Data records for software interfaces
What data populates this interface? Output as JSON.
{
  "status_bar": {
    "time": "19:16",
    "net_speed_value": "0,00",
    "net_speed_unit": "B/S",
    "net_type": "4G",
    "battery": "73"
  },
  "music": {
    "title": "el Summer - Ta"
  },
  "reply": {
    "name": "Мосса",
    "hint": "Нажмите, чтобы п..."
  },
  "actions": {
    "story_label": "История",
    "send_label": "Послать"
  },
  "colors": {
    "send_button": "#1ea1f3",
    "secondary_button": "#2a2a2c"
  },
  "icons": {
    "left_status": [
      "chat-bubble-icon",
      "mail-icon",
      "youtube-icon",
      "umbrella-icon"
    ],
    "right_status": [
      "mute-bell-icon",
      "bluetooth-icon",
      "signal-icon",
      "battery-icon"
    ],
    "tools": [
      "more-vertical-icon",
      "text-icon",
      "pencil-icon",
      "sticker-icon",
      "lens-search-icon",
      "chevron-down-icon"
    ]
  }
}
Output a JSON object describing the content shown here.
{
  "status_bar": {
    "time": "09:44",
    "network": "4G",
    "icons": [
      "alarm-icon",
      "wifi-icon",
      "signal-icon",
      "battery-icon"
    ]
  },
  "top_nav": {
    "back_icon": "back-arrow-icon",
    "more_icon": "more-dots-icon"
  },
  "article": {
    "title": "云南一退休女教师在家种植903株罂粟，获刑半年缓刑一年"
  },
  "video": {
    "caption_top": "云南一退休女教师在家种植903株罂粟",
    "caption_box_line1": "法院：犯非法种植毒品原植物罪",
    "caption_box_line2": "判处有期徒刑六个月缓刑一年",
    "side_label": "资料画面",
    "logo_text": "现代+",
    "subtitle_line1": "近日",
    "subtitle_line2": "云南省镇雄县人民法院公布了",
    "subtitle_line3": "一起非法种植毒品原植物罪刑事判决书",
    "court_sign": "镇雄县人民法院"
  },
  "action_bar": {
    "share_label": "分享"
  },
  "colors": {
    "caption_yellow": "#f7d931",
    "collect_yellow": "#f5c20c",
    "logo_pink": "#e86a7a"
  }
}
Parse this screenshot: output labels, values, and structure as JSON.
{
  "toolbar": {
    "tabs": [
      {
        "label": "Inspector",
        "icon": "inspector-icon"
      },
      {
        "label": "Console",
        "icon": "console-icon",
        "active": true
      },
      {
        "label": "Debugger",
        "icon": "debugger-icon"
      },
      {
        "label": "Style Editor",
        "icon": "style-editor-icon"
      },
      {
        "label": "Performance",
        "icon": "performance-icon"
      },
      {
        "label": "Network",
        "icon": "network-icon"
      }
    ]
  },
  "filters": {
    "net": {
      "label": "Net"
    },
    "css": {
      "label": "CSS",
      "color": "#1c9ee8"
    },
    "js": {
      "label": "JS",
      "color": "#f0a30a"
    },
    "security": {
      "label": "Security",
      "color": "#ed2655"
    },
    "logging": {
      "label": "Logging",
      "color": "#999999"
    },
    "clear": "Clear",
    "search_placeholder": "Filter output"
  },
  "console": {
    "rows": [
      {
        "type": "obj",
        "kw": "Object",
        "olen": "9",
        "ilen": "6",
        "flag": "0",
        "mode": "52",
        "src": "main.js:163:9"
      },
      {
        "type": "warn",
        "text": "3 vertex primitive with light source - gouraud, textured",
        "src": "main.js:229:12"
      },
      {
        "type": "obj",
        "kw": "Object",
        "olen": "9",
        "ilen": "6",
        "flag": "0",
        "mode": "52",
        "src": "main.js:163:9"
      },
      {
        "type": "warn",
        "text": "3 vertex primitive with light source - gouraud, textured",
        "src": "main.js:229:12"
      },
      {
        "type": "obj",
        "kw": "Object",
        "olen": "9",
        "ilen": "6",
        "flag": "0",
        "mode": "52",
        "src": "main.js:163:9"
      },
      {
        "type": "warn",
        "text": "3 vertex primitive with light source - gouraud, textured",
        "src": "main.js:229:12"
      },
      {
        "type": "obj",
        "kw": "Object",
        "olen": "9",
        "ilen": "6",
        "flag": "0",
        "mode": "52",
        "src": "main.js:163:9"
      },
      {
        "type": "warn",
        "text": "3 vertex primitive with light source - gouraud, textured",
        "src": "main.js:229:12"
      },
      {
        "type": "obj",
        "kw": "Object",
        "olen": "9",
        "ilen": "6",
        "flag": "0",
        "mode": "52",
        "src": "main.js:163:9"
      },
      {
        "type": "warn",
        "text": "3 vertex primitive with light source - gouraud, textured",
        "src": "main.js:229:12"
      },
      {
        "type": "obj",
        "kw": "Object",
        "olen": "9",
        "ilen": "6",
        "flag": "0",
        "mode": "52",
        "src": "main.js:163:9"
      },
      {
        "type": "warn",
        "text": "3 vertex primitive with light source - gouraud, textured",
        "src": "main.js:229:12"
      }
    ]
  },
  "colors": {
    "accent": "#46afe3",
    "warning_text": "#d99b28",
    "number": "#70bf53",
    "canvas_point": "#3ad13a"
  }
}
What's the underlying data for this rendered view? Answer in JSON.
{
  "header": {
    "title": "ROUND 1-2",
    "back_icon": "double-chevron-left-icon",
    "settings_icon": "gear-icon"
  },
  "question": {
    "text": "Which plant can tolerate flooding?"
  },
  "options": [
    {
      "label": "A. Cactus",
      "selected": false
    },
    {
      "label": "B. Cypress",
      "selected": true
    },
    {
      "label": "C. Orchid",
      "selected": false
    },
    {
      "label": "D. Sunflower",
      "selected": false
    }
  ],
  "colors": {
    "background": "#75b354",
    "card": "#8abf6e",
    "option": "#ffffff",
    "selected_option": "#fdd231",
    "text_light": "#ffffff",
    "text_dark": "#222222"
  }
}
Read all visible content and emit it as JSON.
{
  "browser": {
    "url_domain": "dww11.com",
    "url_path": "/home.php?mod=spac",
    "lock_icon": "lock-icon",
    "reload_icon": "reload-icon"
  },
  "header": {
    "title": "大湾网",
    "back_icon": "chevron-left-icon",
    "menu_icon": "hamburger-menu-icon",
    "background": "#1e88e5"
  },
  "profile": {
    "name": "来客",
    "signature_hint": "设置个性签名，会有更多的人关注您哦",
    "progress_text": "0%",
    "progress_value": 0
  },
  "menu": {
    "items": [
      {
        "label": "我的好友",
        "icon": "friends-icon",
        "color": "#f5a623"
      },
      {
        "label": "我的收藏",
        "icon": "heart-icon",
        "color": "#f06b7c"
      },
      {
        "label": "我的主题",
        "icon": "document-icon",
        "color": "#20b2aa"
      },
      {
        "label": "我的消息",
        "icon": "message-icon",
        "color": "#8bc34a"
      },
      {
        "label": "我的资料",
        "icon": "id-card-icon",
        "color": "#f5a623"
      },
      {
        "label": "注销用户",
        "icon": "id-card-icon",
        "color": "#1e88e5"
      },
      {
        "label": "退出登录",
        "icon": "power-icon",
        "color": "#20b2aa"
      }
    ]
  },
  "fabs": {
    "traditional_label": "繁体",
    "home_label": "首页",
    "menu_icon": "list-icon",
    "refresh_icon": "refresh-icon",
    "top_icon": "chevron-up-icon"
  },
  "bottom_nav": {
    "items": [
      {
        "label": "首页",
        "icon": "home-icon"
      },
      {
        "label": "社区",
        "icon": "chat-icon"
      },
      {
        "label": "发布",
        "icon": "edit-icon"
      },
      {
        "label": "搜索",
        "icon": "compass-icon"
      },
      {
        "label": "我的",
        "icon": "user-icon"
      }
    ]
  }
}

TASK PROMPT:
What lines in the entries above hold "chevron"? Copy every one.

ANSWER TO THE EXERCISE:
      "chevron-down-icon"
    "back_icon": "double-chevron-left-icon",
    "back_icon": "chevron-left-icon",
    "top_icon": "chevron-up-icon"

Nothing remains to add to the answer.